At this point, if we miss, there’s a fairly good chance that we will permanently change our financial trajectory for life. It’s not about “I can make this up later” it’s more about “I may never get the opportunity to have that major trajectory again.” On top of that, our support structure is mostly eroded, meaning if things tank, we’re on our own.
Retired not Wired
As we round the corner into our 60s and beyond, we’re no longer thinking about risk in the same way. Every dollar we “lose” as either burnt up investment capital or a lack of potential income is a dollar we will almost certainly never earn back. Not only that, we’re pretty damn tired, deservedly so, because we’ve been grinding for 40 years straight!
Our appetite for risk is almost entirely tied to how well we may have set ourselves up in the past for future failure. We may have put away some nice savings or some sort of residual income stream. Maybe we can afford to roll the dice because our bills are going to get paid either way (nice work if so!)
At this stage though, the conversation turns to “If not now, when?” where we can’t kick the can down the line any longer. These are the highest stakes we’ll ever take on, and yet, it’s also our last time to bet the farm.
Assessing Risk, not Age
Every one of these stages is a balance of our risk, not our age. As we enter different epochs of life, we have to assess how willing we are to lose and suffer the consequences of that loss at that stage.
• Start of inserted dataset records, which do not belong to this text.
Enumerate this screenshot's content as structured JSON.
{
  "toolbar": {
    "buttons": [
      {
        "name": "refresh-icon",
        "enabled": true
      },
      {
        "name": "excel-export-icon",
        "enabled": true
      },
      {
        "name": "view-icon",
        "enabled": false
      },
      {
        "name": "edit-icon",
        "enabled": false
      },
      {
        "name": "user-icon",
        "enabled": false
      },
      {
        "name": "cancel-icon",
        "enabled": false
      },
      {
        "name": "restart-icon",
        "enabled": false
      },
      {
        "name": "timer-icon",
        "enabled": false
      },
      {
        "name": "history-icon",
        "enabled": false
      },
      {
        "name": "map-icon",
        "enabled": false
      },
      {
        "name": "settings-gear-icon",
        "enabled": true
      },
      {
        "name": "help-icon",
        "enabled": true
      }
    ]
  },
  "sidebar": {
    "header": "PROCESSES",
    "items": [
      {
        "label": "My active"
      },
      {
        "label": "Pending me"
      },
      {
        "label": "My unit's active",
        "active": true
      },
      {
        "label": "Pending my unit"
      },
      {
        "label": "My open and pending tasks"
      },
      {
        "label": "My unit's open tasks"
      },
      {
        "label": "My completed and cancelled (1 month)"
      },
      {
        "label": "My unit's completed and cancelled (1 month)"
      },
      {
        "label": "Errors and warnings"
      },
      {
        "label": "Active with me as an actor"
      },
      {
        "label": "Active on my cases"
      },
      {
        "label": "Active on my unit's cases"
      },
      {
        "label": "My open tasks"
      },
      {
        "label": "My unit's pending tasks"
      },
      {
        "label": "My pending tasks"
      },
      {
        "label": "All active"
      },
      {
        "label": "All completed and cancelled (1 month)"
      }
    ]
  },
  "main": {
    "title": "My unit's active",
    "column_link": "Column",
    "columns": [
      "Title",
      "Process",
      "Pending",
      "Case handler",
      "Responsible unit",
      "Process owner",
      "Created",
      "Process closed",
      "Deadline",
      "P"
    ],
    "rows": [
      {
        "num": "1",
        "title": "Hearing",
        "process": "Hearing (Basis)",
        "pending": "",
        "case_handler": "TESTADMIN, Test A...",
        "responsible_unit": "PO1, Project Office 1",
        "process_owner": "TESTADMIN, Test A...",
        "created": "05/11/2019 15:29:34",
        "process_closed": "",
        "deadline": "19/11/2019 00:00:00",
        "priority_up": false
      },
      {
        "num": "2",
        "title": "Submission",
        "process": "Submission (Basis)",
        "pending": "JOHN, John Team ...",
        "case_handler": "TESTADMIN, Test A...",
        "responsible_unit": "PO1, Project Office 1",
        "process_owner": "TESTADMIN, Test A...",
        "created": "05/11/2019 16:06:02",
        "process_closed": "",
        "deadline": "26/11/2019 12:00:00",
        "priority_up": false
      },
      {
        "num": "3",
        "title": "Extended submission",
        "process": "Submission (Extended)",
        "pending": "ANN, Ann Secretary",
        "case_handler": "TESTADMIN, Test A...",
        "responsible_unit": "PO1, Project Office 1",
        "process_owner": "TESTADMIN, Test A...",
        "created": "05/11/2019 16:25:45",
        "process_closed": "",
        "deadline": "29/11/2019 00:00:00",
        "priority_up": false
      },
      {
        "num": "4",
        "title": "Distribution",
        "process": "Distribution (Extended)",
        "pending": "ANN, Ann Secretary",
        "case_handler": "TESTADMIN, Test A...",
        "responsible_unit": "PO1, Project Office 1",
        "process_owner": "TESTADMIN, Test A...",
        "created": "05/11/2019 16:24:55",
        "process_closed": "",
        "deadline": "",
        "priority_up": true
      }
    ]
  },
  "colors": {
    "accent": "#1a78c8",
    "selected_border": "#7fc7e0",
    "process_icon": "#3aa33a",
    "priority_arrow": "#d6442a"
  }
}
There’s nothing stopping us from trying at any age, only what we are willing to withstand if things don’t work out.
If we continue to believe we can manage our downside, then we confidently start at any age.